» **Requirement**
Output only the line that contains "Read all visible content and emit it as JSON." and the lines after it, all verbatim, through the last one below.

(Interface dataset entries)
○ ○ ○

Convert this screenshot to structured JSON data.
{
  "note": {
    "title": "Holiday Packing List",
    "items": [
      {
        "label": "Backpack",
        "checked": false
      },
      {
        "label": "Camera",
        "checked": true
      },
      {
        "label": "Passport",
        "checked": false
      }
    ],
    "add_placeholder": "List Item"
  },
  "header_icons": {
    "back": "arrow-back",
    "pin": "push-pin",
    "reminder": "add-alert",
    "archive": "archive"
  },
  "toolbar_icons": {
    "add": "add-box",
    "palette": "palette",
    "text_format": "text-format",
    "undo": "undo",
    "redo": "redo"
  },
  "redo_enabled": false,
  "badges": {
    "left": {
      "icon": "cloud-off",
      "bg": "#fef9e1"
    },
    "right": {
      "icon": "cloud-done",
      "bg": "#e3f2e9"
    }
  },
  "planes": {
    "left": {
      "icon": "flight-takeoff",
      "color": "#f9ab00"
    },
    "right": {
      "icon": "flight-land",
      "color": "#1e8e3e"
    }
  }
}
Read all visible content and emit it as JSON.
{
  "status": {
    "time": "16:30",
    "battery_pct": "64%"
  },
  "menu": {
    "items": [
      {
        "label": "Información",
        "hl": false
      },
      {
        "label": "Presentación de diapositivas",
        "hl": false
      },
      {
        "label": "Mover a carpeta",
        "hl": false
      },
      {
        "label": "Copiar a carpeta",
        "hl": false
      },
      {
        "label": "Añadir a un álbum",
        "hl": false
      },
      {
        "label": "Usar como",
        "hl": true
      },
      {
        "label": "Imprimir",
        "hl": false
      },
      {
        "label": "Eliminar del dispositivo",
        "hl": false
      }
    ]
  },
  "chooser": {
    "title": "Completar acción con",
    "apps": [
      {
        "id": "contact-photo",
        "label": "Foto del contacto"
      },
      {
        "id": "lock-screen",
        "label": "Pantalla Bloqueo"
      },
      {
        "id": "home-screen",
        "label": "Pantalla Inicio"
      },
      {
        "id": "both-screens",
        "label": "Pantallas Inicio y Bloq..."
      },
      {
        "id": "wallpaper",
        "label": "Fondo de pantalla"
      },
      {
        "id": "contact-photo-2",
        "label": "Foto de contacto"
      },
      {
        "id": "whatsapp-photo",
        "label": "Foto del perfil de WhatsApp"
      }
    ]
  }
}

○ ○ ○

» **Response for this exercise**
Read all visible content and emit it as JSON.
{
  "status": {
    "time": "16:30",
    "battery_pct": "64%"
  },
  "menu": {
    "items": [
      {
        "label": "Información",
        "hl": false
      },
      {
        "label": "Presentación de diapositivas",
        "hl": false
      },
      {
        "label": "Mover a carpeta",
        "hl": false
      },
      {
        "label": "Copiar a carpeta",
        "hl": false
      },
      {
        "label": "Añadir a un álbum",
        "hl": false
      },
      {
        "label": "Usar como",
        "hl": true
      },
      {
        "label": "Imprimir",
        "hl": false
      },
      {
        "label": "Eliminar del dispositivo",
        "hl": false
      }
    ]
  },
  "chooser": {
    "title": "Completar acción con",
    "apps": [
      {
        "id": "contact-photo",
        "label": "Foto del contacto"
      },
      {
        "id": "lock-screen",
        "label": "Pantalla Bloqueo"
      },
      {
        "id": "home-screen",
        "label": "Pantalla Inicio"
      },
      {
        "id": "both-screens",
        "label": "Pantallas Inicio y Bloq..."
      },
      {
        "id": "wallpaper",
        "label": "Fondo de pantalla"
      },
      {
        "id": "contact-photo-2",
        "label": "Foto de contacto"
      },
      {
        "id": "whatsapp-photo",
        "label": "Foto del perfil de WhatsApp"
      }
    ]
  }
}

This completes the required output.